YOUR TASK » Omit the pictures. Print each entry below exactly.

(Items from a dataset)
=== Section Start ===

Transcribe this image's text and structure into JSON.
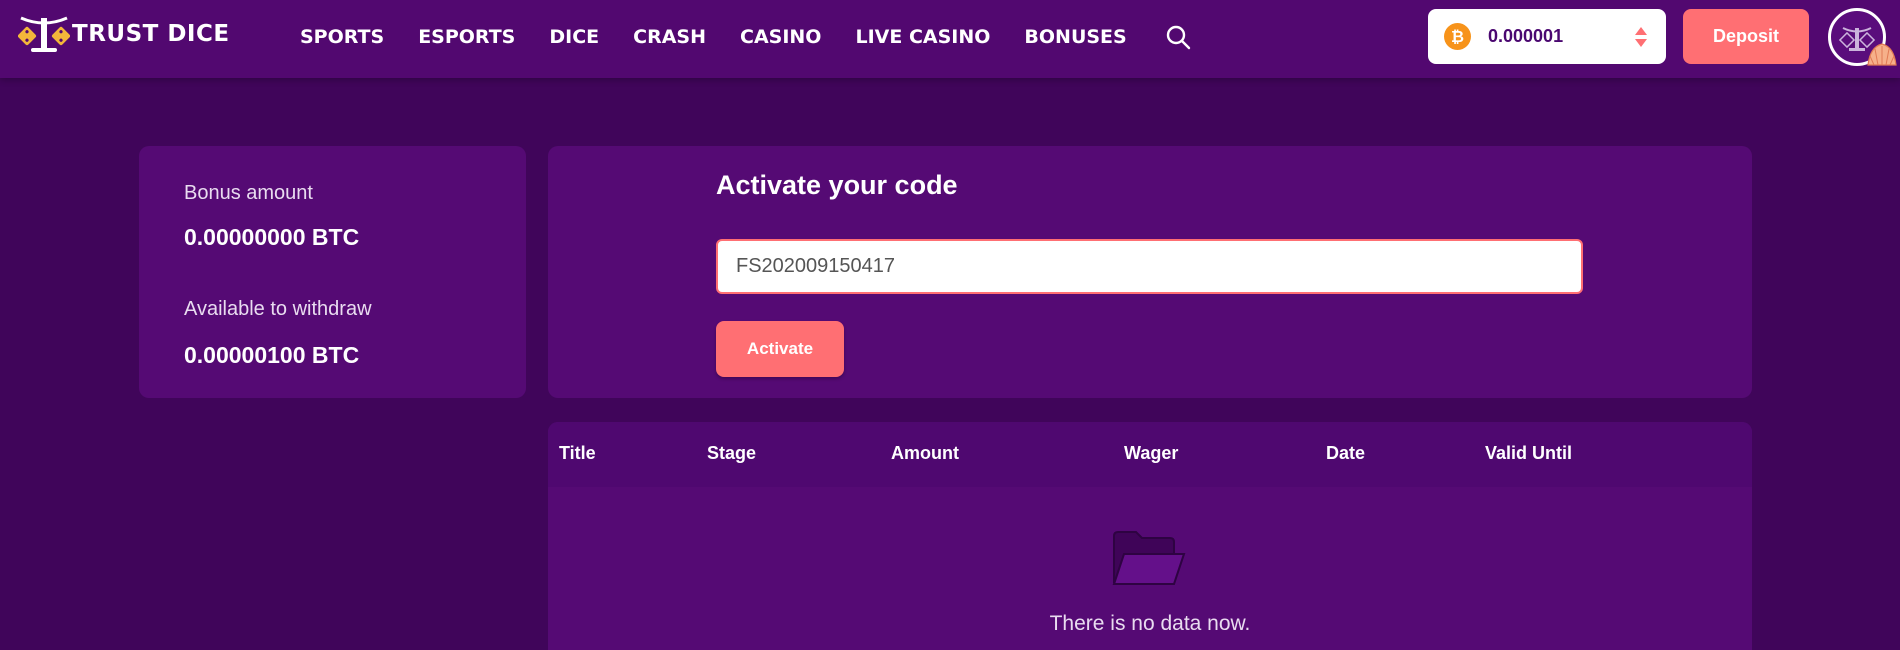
{
  "header": {
    "brand": "TRUST DICE",
    "nav": [
      "SPORTS",
      "ESPORTS",
      "DICE",
      "CRASH",
      "CASINO",
      "LIVE CASINO",
      "BONUSES"
    ],
    "wallet_amount": "0.000001",
    "wallet_currency_icon": "bitcoin-icon",
    "deposit_label": "Deposit"
  },
  "summary": {
    "bonus_label": "Bonus amount",
    "bonus_value": "0.00000000 BTC",
    "withdraw_label": "Available to withdraw",
    "withdraw_value": "0.00000100 BTC"
  },
  "activate": {
    "title": "Activate your code",
    "code_value": "FS202009150417",
    "button_label": "Activate"
  },
  "table": {
    "columns": [
      "Title",
      "Stage",
      "Amount",
      "Wager",
      "Date",
      "Valid Until"
    ],
    "empty_text": "There is no data now."
  },
  "colors": {
    "background": "#40055a",
    "header": "#520870",
    "card": "#550a74",
    "accent": "#ff6f73",
    "bitcoin": "#f7931a"
  }
}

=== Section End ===

COMPLETED TASK »
Transcribe this image's text and structure into JSON.
{
  "header": {
    "brand": "TRUST DICE",
    "nav": [
      "SPORTS",
      "ESPORTS",
      "DICE",
      "CRASH",
      "CASINO",
      "LIVE CASINO",
      "BONUSES"
    ],
    "wallet_amount": "0.000001",
    "wallet_currency_icon": "bitcoin-icon",
    "deposit_label": "Deposit"
  },
  "summary": {
    "bonus_label": "Bonus amount",
    "bonus_value": "0.00000000 BTC",
    "withdraw_label": "Available to withdraw",
    "withdraw_value": "0.00000100 BTC"
  },
  "activate": {
    "title": "Activate your code",
    "code_value": "FS202009150417",
    "button_label": "Activate"
  },
  "table": {
    "columns": [
      "Title",
      "Stage",
      "Amount",
      "Wager",
      "Date",
      "Valid Until"
    ],
    "empty_text": "There is no data now."
  },
  "colors": {
    "background": "#40055a",
    "header": "#520870",
    "card": "#550a74",
    "accent": "#ff6f73",
    "bitcoin": "#f7931a"
  }
}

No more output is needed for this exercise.